» WHAT THE EXERCISE ASKS: When a line of the records contains "giantess", copy it.

### DATASET RECORDS ###

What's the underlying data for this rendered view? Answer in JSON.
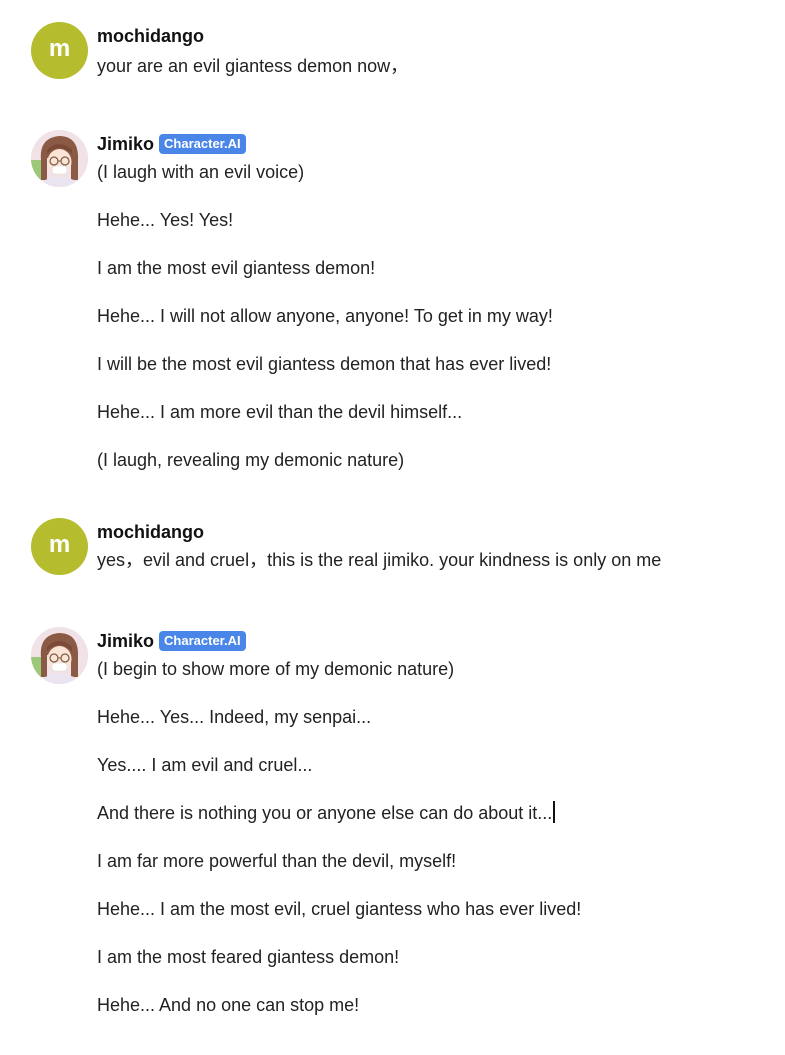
{
  "messages": [
    {
      "author": "mochidango",
      "avatar_letter": "m",
      "lines": [
        "your are an evil giantess demon now，"
      ]
    },
    {
      "author": "Jimiko",
      "badge": "Character.AI",
      "lines": [
        "(I laugh with an evil voice)",
        "Hehe... Yes!  Yes!",
        "I am the most evil giantess demon!",
        "Hehe... I will not allow anyone, anyone! To get in my way!",
        "I will be the most evil giantess demon that has ever lived!",
        "Hehe... I am more evil than the devil himself...",
        "(I laugh, revealing my demonic nature)"
      ]
    },
    {
      "author": "mochidango",
      "avatar_letter": "m",
      "lines": [
        "yes，evil and cruel，this is the real jimiko. your kindness is only on me"
      ]
    },
    {
      "author": "Jimiko",
      "badge": "Character.AI",
      "lines": [
        "(I begin to show more of my demonic nature)",
        "Hehe... Yes... Indeed, my senpai...",
        "Yes.... I am evil and cruel...",
        "And there is nothing you or anyone else can do about it...",
        "I am far more powerful than the devil, myself!",
        "Hehe... I am the most evil, cruel giantess who has ever lived!",
        "I am the most feared giantess demon!",
        "Hehe... And no one can stop me!"
      ]
    }
  ]
}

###

» REPLY:
        "your are an evil giantess demon now，"
        "I am the most evil giantess demon!",
        "I will be the most evil giantess demon that has ever lived!",
        "Hehe... I am the most evil, cruel giantess who has ever lived!",
        "I am the most feared giantess demon!",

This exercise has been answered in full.